A Crisis of Confidence
The culture of our universities should be among the best qualities of this country. But you would hardly know it.
Popular media are ambivalent about university culture, as likely to scorn as to admire the learning and research that goes on in universities. Universities do not need popular admiration but it helps. In some ways, though, may be an internal one: it is possible that universities are losing confidence in themselves as civic institutions.
I see three symptoms of this. The first is the tendency for university academics . When you look closely, are people from universities engaging in the debate about immigration or the future of the UK in the EU from the perspective of what it means for universities or what it means for the country? All too often it is the former. Perhaps that is the right choice for vice chancellors. But, despite the near-consensus among academic researchers on for example the benefits of immigration, the best proponents of that evidence are not university academics but journalists or think tankers. I would love to see university academics become bolder about participating in public debate, not in order to hit metrics on impact for their research, but to regain the civic ideal of the university.
The second symptom of the loss of confidence among universities is the unwillingness for university academics to be at the leading edge of cultural change or to take risks in political, religious and economic debate. Here comparison with the US is instructive. For example, most experiments in creative writing in the US are either led by creative writing academics or produced by university publishing presses, and sometimes both. By contrast, in the UK, writers on the whole live in privately rented garrets, not university ones; and they typically rely on commercial presses or crowdfunding to distribute their work.
In other subject areas changes in the law and the spectre of extremism have certainly had a chilling effect within UK universities – still, the number of universities that are innovating is surprisingly small. Sometimes the presence of regulation feels like an excuse for taking a conservative approach to promoting open debate rather than the reason for it. For example, even risk-free changes, like teaching a much wider economics curriculum following the financial crisis, have not been adopted quickly.
Finally, many universities have treated the issue of widening participation as one of regulatory compliance rather than an opportunity for civic engagement. Many outreach schemes are limited in nature, and selective institutions in particular have widely observed that the real barrier to widening participation is prior attainment. Yes, it is. But framing the issue in this way seems to exclude the possibility that universities might get stuck into improving prior attainment. An alternative approach would be for universities to become major providers of top up tuition, summer programmes and even free schools. They already spend a large amount of money on widening participation activity; they could divert that to proper civic engagement in education.

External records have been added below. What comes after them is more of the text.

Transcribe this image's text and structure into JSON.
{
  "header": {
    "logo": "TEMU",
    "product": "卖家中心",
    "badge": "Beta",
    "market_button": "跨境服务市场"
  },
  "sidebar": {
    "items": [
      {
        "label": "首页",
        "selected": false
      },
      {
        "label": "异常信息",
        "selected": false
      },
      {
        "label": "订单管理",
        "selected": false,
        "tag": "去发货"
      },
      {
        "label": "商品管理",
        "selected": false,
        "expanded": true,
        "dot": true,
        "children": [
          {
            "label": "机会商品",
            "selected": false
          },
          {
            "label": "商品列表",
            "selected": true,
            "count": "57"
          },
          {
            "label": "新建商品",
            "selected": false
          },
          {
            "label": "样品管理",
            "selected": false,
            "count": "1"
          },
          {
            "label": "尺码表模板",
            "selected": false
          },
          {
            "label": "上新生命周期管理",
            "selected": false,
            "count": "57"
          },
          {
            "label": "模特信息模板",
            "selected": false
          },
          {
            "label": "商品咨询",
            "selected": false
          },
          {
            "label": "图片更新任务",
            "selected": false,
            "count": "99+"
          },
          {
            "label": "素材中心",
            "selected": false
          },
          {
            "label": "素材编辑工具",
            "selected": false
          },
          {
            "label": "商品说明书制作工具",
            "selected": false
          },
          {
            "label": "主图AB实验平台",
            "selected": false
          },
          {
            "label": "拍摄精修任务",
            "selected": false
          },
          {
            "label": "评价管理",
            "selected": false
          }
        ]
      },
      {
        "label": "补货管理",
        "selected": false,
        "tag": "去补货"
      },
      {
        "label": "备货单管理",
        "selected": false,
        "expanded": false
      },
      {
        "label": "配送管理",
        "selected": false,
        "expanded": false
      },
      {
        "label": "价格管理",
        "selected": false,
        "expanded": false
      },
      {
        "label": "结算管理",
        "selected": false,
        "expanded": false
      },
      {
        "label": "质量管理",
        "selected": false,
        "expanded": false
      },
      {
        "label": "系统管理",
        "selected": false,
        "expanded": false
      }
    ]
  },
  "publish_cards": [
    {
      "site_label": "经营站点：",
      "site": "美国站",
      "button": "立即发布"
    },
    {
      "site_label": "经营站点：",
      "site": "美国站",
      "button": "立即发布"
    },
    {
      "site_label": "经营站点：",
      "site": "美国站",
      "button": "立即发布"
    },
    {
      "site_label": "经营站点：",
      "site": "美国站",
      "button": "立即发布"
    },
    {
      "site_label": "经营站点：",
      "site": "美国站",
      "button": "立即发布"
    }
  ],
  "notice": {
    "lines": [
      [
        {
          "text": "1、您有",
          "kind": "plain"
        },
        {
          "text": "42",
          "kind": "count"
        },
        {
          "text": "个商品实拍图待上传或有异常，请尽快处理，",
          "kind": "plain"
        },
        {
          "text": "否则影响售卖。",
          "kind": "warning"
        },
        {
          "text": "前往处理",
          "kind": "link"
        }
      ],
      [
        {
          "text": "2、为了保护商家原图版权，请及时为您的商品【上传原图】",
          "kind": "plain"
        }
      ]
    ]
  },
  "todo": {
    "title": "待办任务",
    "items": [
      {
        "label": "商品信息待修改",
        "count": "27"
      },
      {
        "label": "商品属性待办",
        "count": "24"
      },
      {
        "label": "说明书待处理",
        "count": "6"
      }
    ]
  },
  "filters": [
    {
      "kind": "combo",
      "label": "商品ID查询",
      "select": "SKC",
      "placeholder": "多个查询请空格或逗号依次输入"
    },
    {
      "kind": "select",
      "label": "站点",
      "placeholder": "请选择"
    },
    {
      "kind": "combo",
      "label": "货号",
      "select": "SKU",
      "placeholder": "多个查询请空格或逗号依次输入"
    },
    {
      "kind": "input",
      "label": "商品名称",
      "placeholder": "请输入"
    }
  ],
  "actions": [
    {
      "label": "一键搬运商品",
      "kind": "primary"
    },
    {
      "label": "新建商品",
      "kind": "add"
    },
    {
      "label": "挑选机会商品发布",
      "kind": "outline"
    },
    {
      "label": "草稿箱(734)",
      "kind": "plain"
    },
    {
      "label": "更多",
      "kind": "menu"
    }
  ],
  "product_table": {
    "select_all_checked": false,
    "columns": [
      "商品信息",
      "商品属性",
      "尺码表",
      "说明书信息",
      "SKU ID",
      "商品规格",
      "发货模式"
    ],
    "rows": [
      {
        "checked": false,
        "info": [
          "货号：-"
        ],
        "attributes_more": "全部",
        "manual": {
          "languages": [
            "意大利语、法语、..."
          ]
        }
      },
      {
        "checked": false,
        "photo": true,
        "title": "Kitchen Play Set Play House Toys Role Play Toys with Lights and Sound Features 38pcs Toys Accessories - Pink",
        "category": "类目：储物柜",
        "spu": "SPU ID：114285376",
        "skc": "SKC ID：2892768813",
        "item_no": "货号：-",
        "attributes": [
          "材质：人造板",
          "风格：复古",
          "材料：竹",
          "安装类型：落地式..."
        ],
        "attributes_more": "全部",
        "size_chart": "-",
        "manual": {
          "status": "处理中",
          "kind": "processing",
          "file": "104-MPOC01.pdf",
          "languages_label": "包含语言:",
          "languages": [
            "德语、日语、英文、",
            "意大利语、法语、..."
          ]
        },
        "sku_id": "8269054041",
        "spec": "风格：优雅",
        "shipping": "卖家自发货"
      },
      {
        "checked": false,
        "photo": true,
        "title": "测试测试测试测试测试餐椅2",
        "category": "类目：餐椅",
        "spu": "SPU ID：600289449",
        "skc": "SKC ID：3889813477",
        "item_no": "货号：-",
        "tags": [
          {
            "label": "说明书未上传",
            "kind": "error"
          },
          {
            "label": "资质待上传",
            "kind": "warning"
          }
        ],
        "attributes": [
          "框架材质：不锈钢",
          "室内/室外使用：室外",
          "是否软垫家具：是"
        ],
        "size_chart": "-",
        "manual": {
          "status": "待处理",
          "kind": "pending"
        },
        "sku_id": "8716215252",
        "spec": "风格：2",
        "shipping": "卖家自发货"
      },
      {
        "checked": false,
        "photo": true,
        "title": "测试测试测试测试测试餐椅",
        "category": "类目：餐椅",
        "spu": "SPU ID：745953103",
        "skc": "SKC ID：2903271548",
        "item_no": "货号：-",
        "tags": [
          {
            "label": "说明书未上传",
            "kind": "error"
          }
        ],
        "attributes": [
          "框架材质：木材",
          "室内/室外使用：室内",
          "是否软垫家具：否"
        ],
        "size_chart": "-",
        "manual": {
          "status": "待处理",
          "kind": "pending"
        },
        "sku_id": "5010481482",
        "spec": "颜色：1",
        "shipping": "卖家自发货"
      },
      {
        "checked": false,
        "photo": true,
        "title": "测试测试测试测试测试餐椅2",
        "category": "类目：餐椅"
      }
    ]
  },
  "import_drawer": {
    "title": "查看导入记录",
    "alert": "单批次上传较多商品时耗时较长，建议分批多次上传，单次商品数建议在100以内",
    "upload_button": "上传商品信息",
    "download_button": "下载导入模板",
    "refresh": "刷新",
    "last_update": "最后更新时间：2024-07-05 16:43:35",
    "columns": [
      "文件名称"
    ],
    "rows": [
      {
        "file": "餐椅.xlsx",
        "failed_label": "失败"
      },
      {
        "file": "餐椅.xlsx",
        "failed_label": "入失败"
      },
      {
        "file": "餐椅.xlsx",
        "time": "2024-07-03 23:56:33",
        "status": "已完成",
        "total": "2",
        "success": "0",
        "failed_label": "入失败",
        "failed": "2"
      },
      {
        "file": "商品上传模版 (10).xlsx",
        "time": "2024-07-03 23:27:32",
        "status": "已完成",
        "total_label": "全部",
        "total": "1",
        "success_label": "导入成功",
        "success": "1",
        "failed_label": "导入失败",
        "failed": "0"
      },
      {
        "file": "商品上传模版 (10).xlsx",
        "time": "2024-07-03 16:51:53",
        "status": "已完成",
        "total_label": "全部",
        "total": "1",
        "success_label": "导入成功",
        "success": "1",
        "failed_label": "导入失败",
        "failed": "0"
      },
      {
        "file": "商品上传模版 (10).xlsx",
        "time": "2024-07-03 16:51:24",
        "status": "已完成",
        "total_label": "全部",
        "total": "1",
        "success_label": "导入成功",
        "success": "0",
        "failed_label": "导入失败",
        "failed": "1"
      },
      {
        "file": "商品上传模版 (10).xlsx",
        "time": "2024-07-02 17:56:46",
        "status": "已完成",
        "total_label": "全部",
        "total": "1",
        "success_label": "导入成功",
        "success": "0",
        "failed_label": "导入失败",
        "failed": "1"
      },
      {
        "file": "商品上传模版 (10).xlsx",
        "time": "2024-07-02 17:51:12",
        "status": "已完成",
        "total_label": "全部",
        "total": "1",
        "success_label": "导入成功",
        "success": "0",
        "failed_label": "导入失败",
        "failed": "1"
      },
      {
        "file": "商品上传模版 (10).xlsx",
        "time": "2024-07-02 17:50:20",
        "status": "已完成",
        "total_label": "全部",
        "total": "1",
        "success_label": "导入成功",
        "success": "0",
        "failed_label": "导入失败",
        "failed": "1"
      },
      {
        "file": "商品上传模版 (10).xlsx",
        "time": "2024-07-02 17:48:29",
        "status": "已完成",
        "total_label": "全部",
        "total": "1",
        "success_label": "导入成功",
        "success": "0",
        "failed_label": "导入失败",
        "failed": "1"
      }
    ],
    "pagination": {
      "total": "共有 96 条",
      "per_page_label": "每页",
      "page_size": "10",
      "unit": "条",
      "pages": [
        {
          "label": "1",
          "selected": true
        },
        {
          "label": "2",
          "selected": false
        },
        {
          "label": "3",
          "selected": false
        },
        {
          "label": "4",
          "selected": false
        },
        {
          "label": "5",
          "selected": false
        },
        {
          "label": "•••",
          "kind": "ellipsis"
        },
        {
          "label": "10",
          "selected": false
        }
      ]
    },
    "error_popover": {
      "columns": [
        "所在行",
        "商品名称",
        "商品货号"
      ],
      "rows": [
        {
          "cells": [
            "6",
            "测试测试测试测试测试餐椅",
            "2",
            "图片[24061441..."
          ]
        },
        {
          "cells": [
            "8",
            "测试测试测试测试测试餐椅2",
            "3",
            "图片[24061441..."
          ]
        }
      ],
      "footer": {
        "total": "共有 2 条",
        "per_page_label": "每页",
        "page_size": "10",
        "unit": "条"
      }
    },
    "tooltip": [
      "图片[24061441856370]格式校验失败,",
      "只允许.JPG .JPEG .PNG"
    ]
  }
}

Taken together, this is a tough set of criticisms. I am suggesting that our universities run the risk of becoming parochial, conservative and insular. But they need not be like this; in fact their future would be much brighter if they adopted a more civic approach. So what is holding them back?
One challenge, certainly apparent over the last few years and still present for some institutions, is financial instability. The funding for higher education teaching in particular has gone through a massive change. But now the outlook is clearer. Increases in tuition fees have not prevented a rise in participation. Student finance for part-time and postgraduate students is steadily improving.
Nevertheless other policy changes continue to pose a challenge, and create competing demands on university managers as well as academics. The Teaching Excellence Framework is perhaps the most substantial change of the moment. Whatever its merits or those of any other policy change, the cumulative effect is both to increase compliance costs for universities and to reduce the bandwidth that managers, teachers and researchers have to pursue the more adventurous civic engagement that I am pressing on them.
But there is. The way in which we talk about immigration, even refugees rather than economic migrants, manifests that change. In this context, it is less surprising that university researchers hesitate from taking part in the debate. Sadly, the role of the civic university is all the more important in this moment but it is also more contested, has to be carried out with much greater care, and carries more risk for those doing it. Thinking about how we meet this challenge is the most important part of restoring the role of the civic university.
This blog is adapted from Emran’s essay for Laying the Foundations.